  computed: {
    denied() {
      return (
        this.checkScopes &&
        this.checkScopes.denied &&
        this.checkScopes.denied.join(",")
      );
    },
    authButton() {
      return this.needMore ? "grant" : "authorize";
    },
    needMore() {
      return (!this.checkScopes || !this.checkScopes.ok) && this.isLoggedIn;
    },
    isAuthorized() {
      return this.isLoggedIn && !!this.googleToken && this.checkScopes.ok;
    }
  }
3 auth states

 

The input to these states are all maintained automatically by gapi in the vuex store so this is all we have to do in the component itself.

auth method

    doAuth() {
      this.$emit("pin");
      if (this.needMore) {
        this.moreScopes();
      } else {
        this.signin();
      }
    },
signin or get more scope

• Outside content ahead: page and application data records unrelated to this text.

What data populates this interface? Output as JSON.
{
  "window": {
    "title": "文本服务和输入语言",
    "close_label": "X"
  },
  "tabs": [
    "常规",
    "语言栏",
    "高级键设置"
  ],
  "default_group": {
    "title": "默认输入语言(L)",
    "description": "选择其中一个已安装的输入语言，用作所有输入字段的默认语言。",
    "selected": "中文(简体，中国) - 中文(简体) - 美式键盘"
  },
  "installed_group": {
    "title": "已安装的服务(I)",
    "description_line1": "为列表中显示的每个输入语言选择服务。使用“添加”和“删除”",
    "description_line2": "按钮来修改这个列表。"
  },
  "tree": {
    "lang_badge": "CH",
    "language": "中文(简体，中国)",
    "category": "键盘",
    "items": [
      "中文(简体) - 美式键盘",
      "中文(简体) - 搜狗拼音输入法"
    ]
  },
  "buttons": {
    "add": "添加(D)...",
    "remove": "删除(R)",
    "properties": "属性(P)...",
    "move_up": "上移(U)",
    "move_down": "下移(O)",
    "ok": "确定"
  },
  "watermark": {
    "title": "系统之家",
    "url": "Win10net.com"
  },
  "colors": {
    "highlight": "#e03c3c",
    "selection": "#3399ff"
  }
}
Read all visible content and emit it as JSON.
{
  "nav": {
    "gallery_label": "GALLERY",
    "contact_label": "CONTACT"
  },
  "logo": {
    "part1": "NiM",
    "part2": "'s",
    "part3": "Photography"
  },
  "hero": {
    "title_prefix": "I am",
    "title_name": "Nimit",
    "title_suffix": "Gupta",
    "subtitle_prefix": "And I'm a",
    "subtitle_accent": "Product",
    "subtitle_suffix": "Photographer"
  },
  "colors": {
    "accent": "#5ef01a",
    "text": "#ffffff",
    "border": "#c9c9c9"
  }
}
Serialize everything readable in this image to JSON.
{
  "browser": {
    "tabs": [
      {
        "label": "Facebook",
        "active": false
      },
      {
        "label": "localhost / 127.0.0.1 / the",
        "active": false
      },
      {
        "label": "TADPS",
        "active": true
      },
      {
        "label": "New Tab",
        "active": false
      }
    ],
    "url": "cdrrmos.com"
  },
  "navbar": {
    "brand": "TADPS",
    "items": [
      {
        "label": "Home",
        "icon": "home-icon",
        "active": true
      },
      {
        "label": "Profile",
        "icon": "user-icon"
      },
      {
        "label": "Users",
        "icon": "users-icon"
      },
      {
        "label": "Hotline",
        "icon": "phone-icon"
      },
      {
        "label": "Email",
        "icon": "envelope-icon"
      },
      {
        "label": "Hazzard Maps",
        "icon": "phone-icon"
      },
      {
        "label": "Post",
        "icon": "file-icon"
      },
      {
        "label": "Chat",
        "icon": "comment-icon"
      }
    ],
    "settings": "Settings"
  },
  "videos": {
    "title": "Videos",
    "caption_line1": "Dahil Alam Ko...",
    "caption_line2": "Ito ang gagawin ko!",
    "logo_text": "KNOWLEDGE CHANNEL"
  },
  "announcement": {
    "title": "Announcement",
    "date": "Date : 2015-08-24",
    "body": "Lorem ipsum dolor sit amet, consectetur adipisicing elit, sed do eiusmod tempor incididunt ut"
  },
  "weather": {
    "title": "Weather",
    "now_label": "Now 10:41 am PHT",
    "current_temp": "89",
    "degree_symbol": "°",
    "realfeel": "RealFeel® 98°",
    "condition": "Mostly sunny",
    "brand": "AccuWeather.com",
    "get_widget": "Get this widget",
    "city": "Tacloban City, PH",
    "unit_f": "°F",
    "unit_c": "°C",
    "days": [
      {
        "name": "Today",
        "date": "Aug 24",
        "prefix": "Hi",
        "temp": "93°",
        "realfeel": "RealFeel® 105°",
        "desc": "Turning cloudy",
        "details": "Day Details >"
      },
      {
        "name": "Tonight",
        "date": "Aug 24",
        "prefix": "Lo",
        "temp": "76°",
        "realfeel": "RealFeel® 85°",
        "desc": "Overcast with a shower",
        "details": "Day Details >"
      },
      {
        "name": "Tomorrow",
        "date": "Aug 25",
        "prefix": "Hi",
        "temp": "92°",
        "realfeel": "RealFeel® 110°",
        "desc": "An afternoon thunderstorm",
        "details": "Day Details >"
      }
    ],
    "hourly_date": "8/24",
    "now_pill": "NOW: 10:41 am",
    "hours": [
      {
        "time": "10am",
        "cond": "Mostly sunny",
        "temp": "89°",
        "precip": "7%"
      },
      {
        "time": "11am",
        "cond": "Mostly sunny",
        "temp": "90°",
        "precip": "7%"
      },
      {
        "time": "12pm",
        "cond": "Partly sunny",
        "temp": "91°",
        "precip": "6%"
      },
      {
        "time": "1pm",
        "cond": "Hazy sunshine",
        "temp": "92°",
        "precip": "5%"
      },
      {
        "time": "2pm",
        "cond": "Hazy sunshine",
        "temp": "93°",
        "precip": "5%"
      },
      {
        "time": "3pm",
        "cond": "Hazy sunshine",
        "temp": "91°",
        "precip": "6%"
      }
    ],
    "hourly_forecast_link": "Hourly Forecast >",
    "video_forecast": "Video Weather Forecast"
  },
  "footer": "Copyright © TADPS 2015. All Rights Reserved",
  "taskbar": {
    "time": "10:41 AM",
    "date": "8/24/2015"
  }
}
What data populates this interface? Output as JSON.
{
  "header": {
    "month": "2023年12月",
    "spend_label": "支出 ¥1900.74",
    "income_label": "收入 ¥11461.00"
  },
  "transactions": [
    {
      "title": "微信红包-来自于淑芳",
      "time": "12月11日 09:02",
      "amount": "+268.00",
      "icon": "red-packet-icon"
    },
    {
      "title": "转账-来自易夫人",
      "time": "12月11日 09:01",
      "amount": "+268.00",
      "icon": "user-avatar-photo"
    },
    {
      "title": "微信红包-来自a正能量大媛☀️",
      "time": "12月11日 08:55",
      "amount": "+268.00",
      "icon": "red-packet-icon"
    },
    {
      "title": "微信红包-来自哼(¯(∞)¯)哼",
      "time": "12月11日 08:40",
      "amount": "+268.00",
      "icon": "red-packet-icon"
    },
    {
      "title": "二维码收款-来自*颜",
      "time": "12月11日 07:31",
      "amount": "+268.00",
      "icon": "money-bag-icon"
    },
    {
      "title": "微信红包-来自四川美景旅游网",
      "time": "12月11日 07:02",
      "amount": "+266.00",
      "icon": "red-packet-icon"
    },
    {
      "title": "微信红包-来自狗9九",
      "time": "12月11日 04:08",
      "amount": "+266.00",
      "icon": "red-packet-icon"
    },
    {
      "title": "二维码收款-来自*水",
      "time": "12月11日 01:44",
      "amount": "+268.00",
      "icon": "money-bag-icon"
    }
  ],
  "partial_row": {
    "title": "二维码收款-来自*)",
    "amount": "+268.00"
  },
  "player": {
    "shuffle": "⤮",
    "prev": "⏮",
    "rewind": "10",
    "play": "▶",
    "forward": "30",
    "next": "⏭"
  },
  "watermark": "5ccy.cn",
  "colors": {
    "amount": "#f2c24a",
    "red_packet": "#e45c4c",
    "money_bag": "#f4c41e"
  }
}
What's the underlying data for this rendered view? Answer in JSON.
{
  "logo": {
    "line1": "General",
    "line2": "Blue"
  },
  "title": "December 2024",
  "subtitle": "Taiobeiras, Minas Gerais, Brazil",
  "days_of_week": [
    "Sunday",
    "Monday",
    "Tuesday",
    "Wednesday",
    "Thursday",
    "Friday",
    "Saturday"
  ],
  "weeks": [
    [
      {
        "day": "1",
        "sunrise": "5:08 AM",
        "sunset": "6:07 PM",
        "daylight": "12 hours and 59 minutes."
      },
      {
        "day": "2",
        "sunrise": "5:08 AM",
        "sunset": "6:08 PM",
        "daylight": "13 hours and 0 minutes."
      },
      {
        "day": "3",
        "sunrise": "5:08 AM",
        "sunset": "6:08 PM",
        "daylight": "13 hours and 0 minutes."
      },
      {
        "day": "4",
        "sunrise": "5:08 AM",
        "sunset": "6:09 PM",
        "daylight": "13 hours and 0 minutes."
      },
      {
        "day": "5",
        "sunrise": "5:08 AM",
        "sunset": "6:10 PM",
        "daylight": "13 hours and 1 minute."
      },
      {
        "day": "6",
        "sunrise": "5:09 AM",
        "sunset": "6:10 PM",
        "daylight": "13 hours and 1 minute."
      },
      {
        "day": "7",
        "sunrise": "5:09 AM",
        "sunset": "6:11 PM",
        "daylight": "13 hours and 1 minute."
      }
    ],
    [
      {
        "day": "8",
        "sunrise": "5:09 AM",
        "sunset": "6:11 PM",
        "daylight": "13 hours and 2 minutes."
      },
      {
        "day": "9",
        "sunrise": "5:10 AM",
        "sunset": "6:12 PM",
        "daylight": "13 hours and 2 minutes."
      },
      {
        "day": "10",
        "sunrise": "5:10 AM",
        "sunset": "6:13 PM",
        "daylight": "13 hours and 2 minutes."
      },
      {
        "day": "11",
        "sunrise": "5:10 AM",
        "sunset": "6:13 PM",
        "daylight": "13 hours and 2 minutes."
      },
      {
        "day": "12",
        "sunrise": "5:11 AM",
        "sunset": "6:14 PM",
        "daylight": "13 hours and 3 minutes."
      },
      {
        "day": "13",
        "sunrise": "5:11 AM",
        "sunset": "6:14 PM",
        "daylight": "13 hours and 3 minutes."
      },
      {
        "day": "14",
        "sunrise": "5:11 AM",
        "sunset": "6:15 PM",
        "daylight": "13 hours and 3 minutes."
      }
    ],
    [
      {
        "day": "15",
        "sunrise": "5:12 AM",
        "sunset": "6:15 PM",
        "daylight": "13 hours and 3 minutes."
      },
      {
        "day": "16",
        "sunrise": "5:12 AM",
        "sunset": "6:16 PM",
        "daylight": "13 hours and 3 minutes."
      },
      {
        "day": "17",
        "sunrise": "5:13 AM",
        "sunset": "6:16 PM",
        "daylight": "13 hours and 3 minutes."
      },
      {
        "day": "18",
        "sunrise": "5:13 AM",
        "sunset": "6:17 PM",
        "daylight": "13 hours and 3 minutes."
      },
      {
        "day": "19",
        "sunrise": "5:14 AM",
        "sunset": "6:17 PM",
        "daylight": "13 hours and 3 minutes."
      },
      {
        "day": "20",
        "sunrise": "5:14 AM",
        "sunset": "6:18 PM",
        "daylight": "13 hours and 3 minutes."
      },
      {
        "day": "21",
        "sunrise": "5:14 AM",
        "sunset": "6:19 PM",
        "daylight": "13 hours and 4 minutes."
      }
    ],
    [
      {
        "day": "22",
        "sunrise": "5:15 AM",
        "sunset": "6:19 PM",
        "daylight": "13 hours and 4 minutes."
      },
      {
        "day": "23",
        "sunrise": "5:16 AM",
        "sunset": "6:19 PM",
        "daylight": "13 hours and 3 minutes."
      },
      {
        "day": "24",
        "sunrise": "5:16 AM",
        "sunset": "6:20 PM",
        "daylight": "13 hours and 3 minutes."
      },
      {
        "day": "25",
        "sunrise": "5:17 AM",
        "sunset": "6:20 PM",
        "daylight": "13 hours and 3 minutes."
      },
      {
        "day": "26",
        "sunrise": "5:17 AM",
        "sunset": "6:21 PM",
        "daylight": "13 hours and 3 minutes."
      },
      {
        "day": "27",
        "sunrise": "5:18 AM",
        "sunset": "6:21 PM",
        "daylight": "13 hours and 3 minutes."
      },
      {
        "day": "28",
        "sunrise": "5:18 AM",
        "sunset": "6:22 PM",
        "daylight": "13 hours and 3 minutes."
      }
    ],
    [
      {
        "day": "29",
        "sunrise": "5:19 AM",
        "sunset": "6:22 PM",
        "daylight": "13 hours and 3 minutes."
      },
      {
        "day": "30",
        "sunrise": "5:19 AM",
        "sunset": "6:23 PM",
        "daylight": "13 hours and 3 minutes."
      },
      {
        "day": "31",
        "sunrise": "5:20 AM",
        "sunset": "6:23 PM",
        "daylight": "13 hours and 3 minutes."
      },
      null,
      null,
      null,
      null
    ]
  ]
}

The picker

The picker is a bit special. Even though we’ve provided the Drive Discovery document to gapi, we still need to build the kind of picker we want. In my case, I want to show all Google Workspace documents that can host an Apps Script project.

Here’s the entire picker component, showing how to add views. Note also that we need to pull in the projectId, the apikey and a access token all of which are available via the vuex store. (You’ll notice that use customized vuex mapActions, mapState, mapGetters and mapMutations modules to expose the store contents)

<template>
  <v-card flat>
    <v-card-text>
      <span class="mx-2"><icons name="drive"/></span>
      <span class="ml-2"
        >Since this will be a container bound project, you need to pick an
        appropriate Drive file to contain this project</span
      >
    </v-card-text>
    <v-card-actions>
      <v-btn @click="createPicker" class="ml-4" color="primary">pick</v-btn>
    </v-card-actions>
  </v-card>
</template>
<script>
/* global google */
import maps from "@/js/storemaps";
import icons from "@/components/icons";

export default {
  components: {
    icons,
  },
  computed: {
    ...maps.state,
    ...maps.getters,
  },
  methods: {
    createPicker() {
      if (!this.picker) {
       

        this.picker = new google.picker.PickerBuilder()

          .addView(
            new google.picker.DocsView(google.picker.ViewId.SPREADSHEETS)
          )
          .addView(new google.picker.DocsView(google.picker.ViewId.DOCUMENTS))
          .addView(
            new google.picker.DocsView(google.picker.ViewId.PRESENTATIONS)
          )
          .addView(new google.picker.DocsView(google.picker.ViewId.FORMS))
          .addView(google.picker.ViewId.RECENTLY_PICKED)

          .setOAuthToken(this.googleToken)
          .setDeveloperKey(this.pickerKey)
          .setAppId(this.appId)
          .setCallback(this.pickerCallback)
          .setOrigin(window.location.protocol + "//" + window.location.host)
          .setTitle("Select the document that will contain this script")

          .build();
      }
      this.picker.setVisible(true);
    },
    pickerCallback(data) {
      let url = "nothing";
      let doc = null;

      const g = google.picker;

      if (data[g.Response.ACTION] == g.Action.PICKED) {
        doc = data[g.Response.DOCUMENTS][0];

        url = doc[g.Document.URL];
      }
      this.message = "You picked: " + url;
      this.$emit(
        "picked",
        doc
          ? {
              name: doc[g.Document.NAME],
              id: doc[g.Document.ID],
              url: doc[g.Document.URL],
              iconUrl: doc[g.Document.ICON_URL],
            }
          : null
      );
    },
    ...maps.actions,
  },
  data: () => {
    return {
      message: null,
      picker: null,
    };
  },
};
</script>
picker.vue

This produces a dialog that looks like this

picker dialog

Summary

This has been a longer article than normal, as I wanted to tell the whole story to provide a reusable starting point for gapi and vue together that’s a little more than the usual starter gapi examples.

Links

App https://scrviz.web.app

Github https://github.com/brucemcpherson/gitvizzy